#### [WORK INSTRUCTIONS]
Please copy the records below word for word, leaving out the pictures.

#### [DATA FOR THIS TASK]
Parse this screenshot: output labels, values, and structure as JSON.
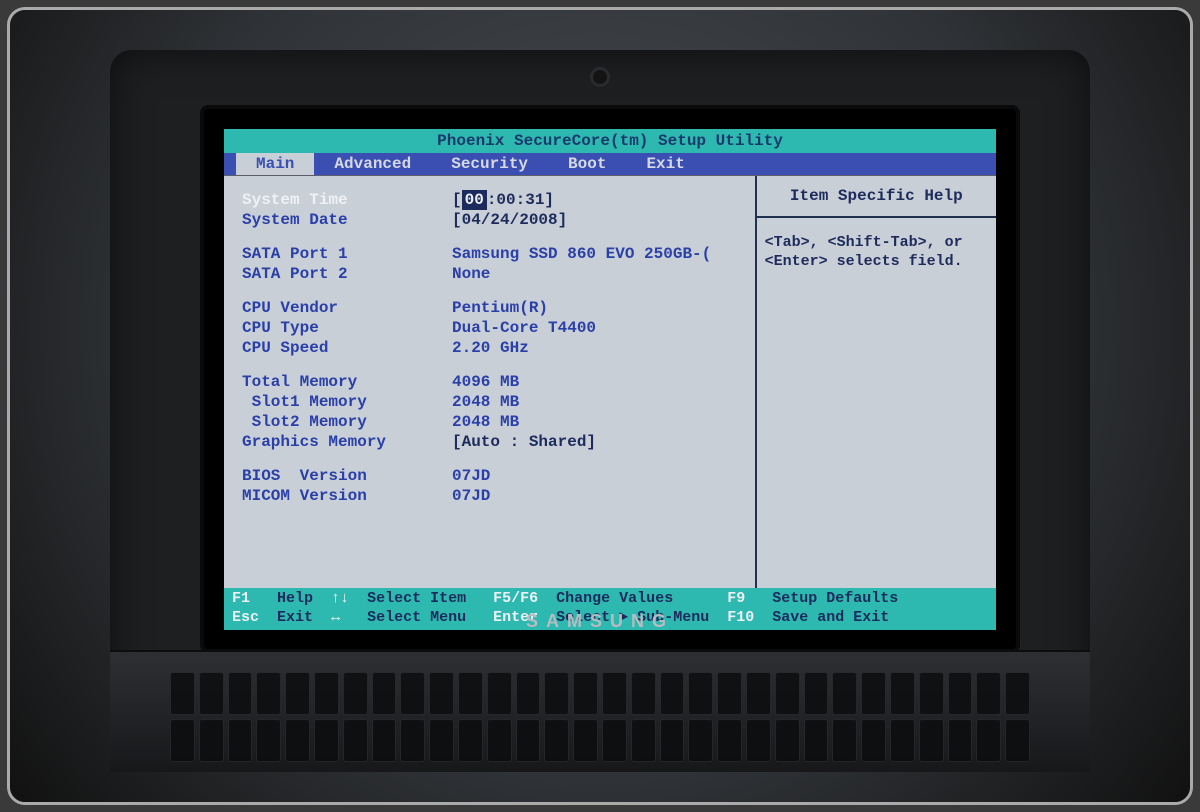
{
  "title": "Phoenix SecureCore(tm) Setup Utility",
  "menu": {
    "items": [
      "Main",
      "Advanced",
      "Security",
      "Boot",
      "Exit"
    ],
    "active_index": 0
  },
  "fields": {
    "system_time": {
      "label": "System Time",
      "hours": "00",
      "rest": ":00:31]"
    },
    "system_date": {
      "label": "System Date",
      "value": "[04/24/2008]"
    },
    "sata1": {
      "label": "SATA Port 1",
      "value": "Samsung SSD 860 EVO 250GB-("
    },
    "sata2": {
      "label": "SATA Port 2",
      "value": "None"
    },
    "cpu_vendor": {
      "label": "CPU Vendor",
      "value": "Pentium(R)"
    },
    "cpu_type": {
      "label": "CPU Type",
      "value": "Dual-Core T4400"
    },
    "cpu_speed": {
      "label": "CPU Speed",
      "value": "2.20 GHz"
    },
    "total_mem": {
      "label": "Total Memory",
      "value": "4096 MB"
    },
    "slot1_mem": {
      "label": " Slot1 Memory",
      "value": "2048 MB"
    },
    "slot2_mem": {
      "label": " Slot2 Memory",
      "value": "2048 MB"
    },
    "gfx_mem": {
      "label": "Graphics Memory",
      "value": "[Auto : Shared]"
    },
    "bios_ver": {
      "label": "BIOS  Version",
      "value": "07JD"
    },
    "micom_ver": {
      "label": "MICOM Version",
      "value": "07JD"
    }
  },
  "help": {
    "title": "Item Specific Help",
    "body": "<Tab>, <Shift-Tab>, or <Enter> selects field."
  },
  "footer": {
    "r1": {
      "k1": "F1",
      "t1": "Help",
      "k2": "↑↓",
      "t2": "Select Item",
      "k3": "F5/F6",
      "t3": "Change Values",
      "k4": "F9",
      "t4": "Setup Defaults"
    },
    "r2": {
      "k1": "Esc",
      "t1": "Exit",
      "k2": "↔",
      "t2": "Select Menu",
      "k3": "Enter",
      "t3": "Select ► Sub-Menu",
      "k4": "F10",
      "t4": "Save and Exit"
    }
  },
  "brand": "SAMSUNG"
}
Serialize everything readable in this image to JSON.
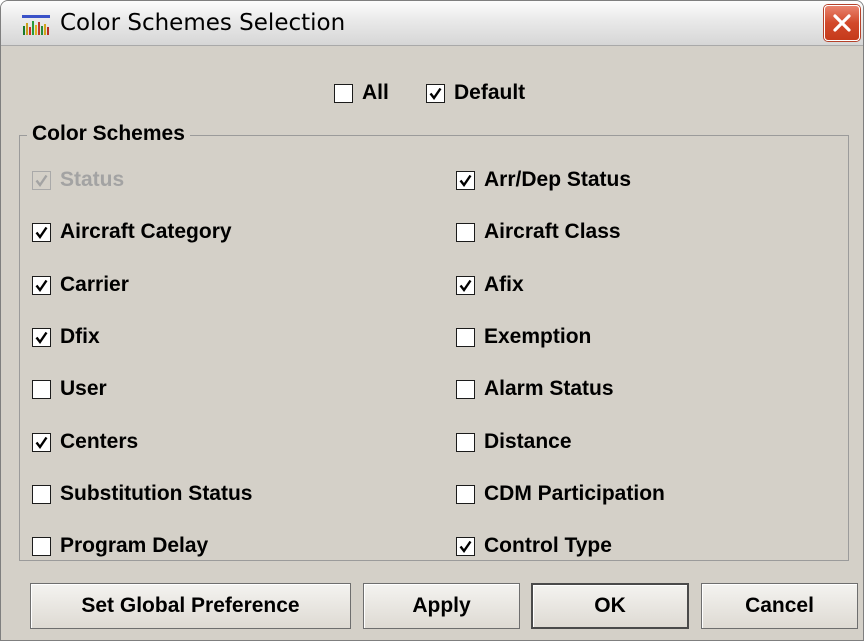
{
  "window": {
    "title": "Color Schemes Selection",
    "app_icon": "bar-chart-icon",
    "close_icon": "close-icon"
  },
  "filters": {
    "all": {
      "label": "All",
      "checked": false
    },
    "default": {
      "label": "Default",
      "checked": true
    }
  },
  "group": {
    "label": "Color Schemes",
    "left_column": [
      {
        "label": "Status",
        "checked": true,
        "disabled": true
      },
      {
        "label": "Aircraft Category",
        "checked": true,
        "disabled": false
      },
      {
        "label": "Carrier",
        "checked": true,
        "disabled": false
      },
      {
        "label": "Dfix",
        "checked": true,
        "disabled": false
      },
      {
        "label": "User",
        "checked": false,
        "disabled": false
      },
      {
        "label": "Centers",
        "checked": true,
        "disabled": false
      },
      {
        "label": "Substitution Status",
        "checked": false,
        "disabled": false
      },
      {
        "label": "Program Delay",
        "checked": false,
        "disabled": false
      }
    ],
    "right_column": [
      {
        "label": "Arr/Dep Status",
        "checked": true,
        "disabled": false
      },
      {
        "label": "Aircraft Class",
        "checked": false,
        "disabled": false
      },
      {
        "label": "Afix",
        "checked": true,
        "disabled": false
      },
      {
        "label": "Exemption",
        "checked": false,
        "disabled": false
      },
      {
        "label": "Alarm Status",
        "checked": false,
        "disabled": false
      },
      {
        "label": "Distance",
        "checked": false,
        "disabled": false
      },
      {
        "label": "CDM Participation",
        "checked": false,
        "disabled": false
      },
      {
        "label": "Control Type",
        "checked": true,
        "disabled": false
      }
    ]
  },
  "buttons": {
    "set_global": "Set Global Preference",
    "apply": "Apply",
    "ok": "OK",
    "cancel": "Cancel"
  },
  "colors": {
    "dialog_bg": "#d4d0c8",
    "disabled_text": "#a3a3a3",
    "close_red": "#d2492b"
  }
}
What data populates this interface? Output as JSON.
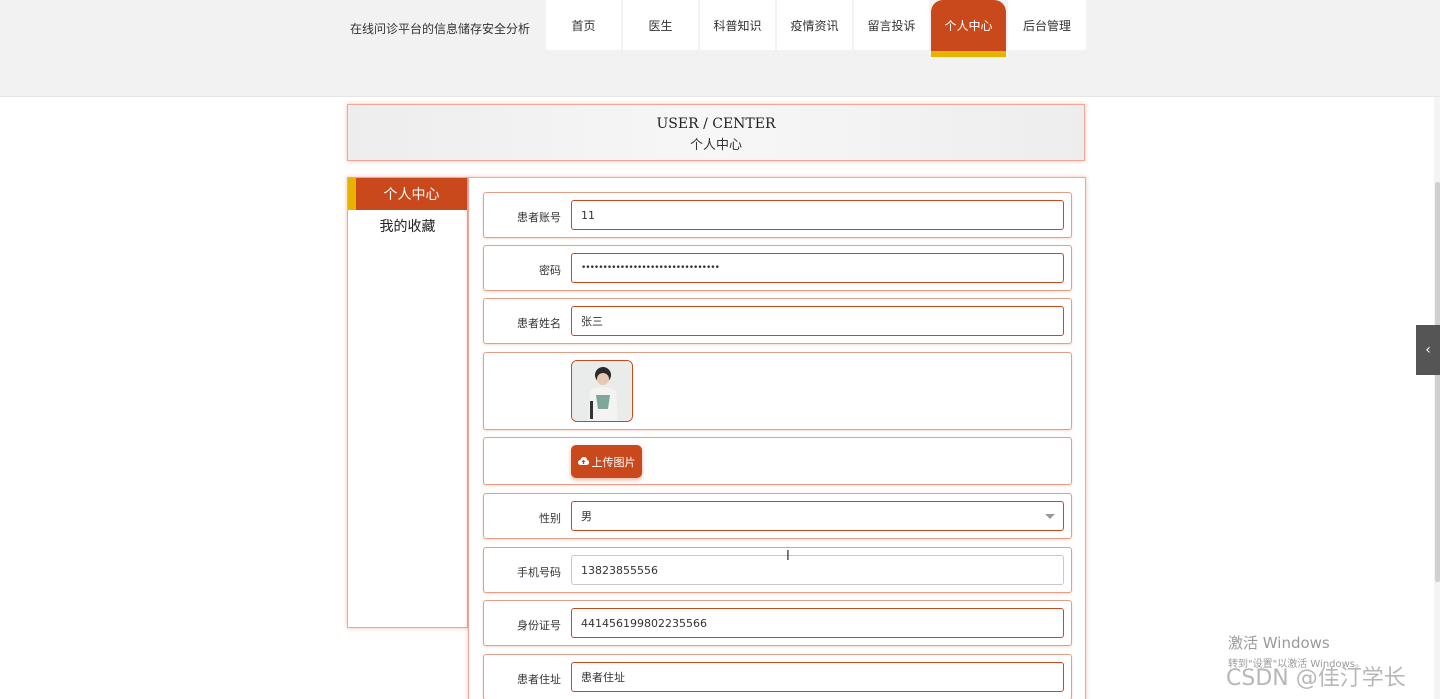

#### [WRITTEN ANSWER]
Parse this screenshot: output labels, values, and structure as JSON.
{
  "title": "Phoenix SecureCore(tm) Setup Utility",
  "menu": {
    "items": [
      "Main",
      "Advanced",
      "Security",
      "Boot",
      "Exit"
    ],
    "active_index": 0
  },
  "fields": {
    "system_time": {
      "label": "System Time",
      "hours": "00",
      "rest": ":00:31]"
    },
    "system_date": {
      "label": "System Date",
      "value": "[04/24/2008]"
    },
    "sata1": {
      "label": "SATA Port 1",
      "value": "Samsung SSD 860 EVO 250GB-("
    },
    "sata2": {
      "label": "SATA Port 2",
      "value": "None"
    },
    "cpu_vendor": {
      "label": "CPU Vendor",
      "value": "Pentium(R)"
    },
    "cpu_type": {
      "label": "CPU Type",
      "value": "Dual-Core T4400"
    },
    "cpu_speed": {
      "label": "CPU Speed",
      "value": "2.20 GHz"
    },
    "total_mem": {
      "label": "Total Memory",
      "value": "4096 MB"
    },
    "slot1_mem": {
      "label": " Slot1 Memory",
      "value": "2048 MB"
    },
    "slot2_mem": {
      "label": " Slot2 Memory",
      "value": "2048 MB"
    },
    "gfx_mem": {
      "label": "Graphics Memory",
      "value": "[Auto : Shared]"
    },
    "bios_ver": {
      "label": "BIOS  Version",
      "value": "07JD"
    },
    "micom_ver": {
      "label": "MICOM Version",
      "value": "07JD"
    }
  },
  "help": {
    "title": "Item Specific Help",
    "body": "<Tab>, <Shift-Tab>, or <Enter> selects field."
  },
  "footer": {
    "r1": {
      "k1": "F1",
      "t1": "Help",
      "k2": "↑↓",
      "t2": "Select Item",
      "k3": "F5/F6",
      "t3": "Change Values",
      "k4": "F9",
      "t4": "Setup Defaults"
    },
    "r2": {
      "k1": "Esc",
      "t1": "Exit",
      "k2": "↔",
      "t2": "Select Menu",
      "k3": "Enter",
      "t3": "Select ► Sub-Menu",
      "k4": "F10",
      "t4": "Save and Exit"
    }
  },
  "brand": "SAMSUNG"
}
Serialize everything readable in this image to JSON.
{
  "window": {
    "title": "Color Schemes Selection",
    "app_icon": "bar-chart-icon",
    "close_icon": "close-icon"
  },
  "filters": {
    "all": {
      "label": "All",
      "checked": false
    },
    "default": {
      "label": "Default",
      "checked": true
    }
  },
  "group": {
    "label": "Color Schemes",
    "left_column": [
      {
        "label": "Status",
        "checked": true,
        "disabled": true
      },
      {
        "label": "Aircraft Category",
        "checked": true,
        "disabled": false
      },
      {
        "label": "Carrier",
        "checked": true,
        "disabled": false
      },
      {
        "label": "Dfix",
        "checked": true,
        "disabled": false
      },
      {
        "label": "User",
        "checked": false,
        "disabled": false
      },
      {
        "label": "Centers",
        "checked": true,
        "disabled": false
      },
      {
        "label": "Substitution Status",
        "checked": false,
        "disabled": false
      },
      {
        "label": "Program Delay",
        "checked": false,
        "disabled": false
      }
    ],
    "right_column": [
      {
        "label": "Arr/Dep Status",
        "checked": true,
        "disabled": false
      },
      {
        "label": "Aircraft Class",
        "checked": false,
        "disabled": false
      },
      {
        "label": "Afix",
        "checked": true,
        "disabled": false
      },
      {
        "label": "Exemption",
        "checked": false,
        "disabled": false
      },
      {
        "label": "Alarm Status",
        "checked": false,
        "disabled": false
      },
      {
        "label": "Distance",
        "checked": false,
        "disabled": false
      },
      {
        "label": "CDM Participation",
        "checked": false,
        "disabled": false
      },
      {
        "label": "Control Type",
        "checked": true,
        "disabled": false
      }
    ]
  },
  "buttons": {
    "set_global": "Set Global Preference",
    "apply": "Apply",
    "ok": "OK",
    "cancel": "Cancel"
  },
  "colors": {
    "dialog_bg": "#d4d0c8",
    "disabled_text": "#a3a3a3",
    "close_red": "#d2492b"
  }
}
What data populates this interface? Output as JSON.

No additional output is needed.